━━━━━ Exercise inputs ━━━━━
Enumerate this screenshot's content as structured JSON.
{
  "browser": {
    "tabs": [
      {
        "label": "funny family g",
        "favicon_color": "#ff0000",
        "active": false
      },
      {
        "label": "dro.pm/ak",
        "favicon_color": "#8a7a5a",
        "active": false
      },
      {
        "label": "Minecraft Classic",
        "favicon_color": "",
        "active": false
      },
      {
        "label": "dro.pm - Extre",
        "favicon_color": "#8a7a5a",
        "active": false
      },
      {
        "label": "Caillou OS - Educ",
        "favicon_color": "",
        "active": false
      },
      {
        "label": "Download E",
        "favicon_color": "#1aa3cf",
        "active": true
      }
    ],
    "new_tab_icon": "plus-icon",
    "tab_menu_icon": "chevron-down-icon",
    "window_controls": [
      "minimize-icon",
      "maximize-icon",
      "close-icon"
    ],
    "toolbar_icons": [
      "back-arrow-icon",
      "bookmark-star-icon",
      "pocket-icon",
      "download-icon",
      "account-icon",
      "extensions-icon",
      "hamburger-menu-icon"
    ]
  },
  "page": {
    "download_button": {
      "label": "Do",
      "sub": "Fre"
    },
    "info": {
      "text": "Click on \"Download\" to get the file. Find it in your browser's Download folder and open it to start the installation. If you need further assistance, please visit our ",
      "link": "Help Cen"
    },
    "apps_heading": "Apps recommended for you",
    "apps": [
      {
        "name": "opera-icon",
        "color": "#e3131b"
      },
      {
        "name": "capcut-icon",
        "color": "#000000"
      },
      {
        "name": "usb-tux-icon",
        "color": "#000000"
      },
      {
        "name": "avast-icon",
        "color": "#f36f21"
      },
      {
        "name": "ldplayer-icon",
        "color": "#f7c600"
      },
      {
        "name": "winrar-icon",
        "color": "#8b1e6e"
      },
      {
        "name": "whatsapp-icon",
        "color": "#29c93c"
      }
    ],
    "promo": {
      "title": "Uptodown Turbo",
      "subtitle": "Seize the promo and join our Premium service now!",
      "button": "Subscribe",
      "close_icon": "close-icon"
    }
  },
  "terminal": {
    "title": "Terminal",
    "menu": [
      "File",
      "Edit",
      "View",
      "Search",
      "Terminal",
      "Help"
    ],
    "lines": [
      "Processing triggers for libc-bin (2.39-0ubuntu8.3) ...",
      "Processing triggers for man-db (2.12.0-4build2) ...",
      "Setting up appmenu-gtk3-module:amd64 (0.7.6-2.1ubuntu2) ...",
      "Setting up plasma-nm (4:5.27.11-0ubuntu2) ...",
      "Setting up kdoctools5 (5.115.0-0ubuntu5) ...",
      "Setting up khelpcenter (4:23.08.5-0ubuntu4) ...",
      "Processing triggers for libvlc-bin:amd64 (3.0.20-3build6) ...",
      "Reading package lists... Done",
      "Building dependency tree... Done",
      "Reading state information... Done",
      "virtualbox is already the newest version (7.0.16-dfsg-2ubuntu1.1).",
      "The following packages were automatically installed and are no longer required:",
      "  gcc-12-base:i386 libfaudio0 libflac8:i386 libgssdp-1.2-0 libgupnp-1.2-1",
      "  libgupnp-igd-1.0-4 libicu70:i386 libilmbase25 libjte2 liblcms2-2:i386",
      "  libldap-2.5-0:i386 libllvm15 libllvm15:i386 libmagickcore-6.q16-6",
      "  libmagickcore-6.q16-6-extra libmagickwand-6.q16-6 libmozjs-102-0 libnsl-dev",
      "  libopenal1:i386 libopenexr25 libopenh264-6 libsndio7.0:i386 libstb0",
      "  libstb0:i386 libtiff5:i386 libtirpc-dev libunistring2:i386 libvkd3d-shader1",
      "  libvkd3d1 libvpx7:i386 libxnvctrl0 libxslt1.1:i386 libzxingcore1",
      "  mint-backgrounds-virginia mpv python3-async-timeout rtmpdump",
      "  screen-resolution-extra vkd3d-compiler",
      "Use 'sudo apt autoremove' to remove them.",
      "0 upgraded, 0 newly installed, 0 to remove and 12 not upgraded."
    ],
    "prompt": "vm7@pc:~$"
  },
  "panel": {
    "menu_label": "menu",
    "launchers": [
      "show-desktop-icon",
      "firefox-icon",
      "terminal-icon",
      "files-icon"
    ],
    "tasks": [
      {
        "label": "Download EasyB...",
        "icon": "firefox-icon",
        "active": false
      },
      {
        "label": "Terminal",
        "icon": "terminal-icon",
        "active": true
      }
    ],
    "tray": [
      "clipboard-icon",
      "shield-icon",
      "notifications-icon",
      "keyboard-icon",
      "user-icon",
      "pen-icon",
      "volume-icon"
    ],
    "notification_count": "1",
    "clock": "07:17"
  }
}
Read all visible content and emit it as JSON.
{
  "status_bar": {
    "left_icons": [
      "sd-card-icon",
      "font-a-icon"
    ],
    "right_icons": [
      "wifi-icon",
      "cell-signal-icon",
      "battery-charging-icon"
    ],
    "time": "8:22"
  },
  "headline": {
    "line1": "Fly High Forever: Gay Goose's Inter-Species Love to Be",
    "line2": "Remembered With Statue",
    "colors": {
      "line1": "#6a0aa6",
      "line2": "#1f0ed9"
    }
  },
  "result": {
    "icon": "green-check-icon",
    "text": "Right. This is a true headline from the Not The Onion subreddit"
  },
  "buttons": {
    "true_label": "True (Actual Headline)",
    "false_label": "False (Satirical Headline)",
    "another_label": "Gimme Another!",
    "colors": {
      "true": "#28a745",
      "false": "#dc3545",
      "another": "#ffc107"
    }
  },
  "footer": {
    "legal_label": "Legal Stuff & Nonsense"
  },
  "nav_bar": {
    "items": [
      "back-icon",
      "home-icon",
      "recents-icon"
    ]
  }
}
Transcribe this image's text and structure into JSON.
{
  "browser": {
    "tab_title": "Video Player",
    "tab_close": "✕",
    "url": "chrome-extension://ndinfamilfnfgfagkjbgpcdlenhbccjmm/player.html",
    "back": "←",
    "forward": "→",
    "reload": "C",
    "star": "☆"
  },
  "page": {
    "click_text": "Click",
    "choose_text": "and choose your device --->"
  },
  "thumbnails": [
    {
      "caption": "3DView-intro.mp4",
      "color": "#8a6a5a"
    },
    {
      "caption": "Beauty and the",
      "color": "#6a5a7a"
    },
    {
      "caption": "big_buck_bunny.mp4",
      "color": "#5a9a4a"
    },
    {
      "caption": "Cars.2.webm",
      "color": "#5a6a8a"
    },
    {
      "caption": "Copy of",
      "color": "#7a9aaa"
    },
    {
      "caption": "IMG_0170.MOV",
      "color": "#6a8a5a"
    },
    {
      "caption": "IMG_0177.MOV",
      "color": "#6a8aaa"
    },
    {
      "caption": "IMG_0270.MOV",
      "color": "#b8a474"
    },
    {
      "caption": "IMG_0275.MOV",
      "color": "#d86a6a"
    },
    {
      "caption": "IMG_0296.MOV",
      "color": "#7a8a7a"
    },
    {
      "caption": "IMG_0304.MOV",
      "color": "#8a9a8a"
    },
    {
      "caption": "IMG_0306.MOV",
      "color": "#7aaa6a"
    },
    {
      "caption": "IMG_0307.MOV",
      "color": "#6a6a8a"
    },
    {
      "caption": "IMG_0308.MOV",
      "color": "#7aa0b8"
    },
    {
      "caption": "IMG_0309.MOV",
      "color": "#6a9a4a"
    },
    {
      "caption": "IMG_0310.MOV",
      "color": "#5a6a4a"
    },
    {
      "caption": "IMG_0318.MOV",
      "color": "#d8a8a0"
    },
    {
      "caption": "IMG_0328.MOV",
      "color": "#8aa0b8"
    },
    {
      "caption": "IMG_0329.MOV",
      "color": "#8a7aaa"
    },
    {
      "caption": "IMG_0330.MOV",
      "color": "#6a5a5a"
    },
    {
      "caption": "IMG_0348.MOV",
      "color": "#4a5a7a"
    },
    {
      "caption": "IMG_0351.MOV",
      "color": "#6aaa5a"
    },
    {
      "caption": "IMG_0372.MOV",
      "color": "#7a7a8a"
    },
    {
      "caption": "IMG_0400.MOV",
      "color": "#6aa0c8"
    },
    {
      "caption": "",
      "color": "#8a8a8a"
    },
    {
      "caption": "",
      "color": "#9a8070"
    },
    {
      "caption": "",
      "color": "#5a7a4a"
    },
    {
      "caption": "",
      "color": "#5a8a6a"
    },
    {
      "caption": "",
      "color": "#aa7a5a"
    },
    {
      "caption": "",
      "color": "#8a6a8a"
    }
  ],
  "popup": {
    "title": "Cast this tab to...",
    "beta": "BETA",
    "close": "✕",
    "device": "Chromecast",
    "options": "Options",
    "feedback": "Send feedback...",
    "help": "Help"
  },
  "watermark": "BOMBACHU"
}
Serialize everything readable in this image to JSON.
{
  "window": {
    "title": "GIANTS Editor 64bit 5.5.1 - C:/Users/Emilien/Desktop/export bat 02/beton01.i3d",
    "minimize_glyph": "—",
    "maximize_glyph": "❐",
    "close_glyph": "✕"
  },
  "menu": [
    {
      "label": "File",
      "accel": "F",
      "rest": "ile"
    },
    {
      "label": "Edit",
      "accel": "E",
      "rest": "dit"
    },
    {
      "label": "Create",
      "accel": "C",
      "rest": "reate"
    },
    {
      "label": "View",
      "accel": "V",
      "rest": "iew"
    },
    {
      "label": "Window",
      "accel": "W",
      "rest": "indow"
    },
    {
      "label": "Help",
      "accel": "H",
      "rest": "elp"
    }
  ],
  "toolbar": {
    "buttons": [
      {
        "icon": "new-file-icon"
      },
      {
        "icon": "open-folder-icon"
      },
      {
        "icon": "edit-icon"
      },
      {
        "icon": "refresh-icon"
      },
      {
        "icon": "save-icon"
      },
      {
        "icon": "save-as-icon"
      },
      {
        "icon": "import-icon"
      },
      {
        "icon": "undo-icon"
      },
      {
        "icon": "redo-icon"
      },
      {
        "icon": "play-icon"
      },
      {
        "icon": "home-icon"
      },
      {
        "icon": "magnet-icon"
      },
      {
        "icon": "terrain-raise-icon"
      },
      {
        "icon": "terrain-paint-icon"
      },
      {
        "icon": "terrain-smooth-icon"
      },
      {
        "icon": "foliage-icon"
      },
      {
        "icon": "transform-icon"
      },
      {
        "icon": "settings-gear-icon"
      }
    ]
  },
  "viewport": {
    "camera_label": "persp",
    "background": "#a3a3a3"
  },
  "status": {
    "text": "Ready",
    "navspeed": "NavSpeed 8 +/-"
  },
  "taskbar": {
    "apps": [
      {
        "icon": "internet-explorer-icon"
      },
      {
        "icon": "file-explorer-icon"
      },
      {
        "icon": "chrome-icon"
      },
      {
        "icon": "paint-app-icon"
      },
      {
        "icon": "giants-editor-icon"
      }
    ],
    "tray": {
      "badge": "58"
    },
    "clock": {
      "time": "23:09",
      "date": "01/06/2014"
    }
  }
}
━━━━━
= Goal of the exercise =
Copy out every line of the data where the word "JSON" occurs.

= Result of this exercise =
Enumerate this screenshot's content as structured JSON.
Read all visible content and emit it as JSON.
Transcribe this image's text and structure into JSON.
Serialize everything readable in this image to JSON.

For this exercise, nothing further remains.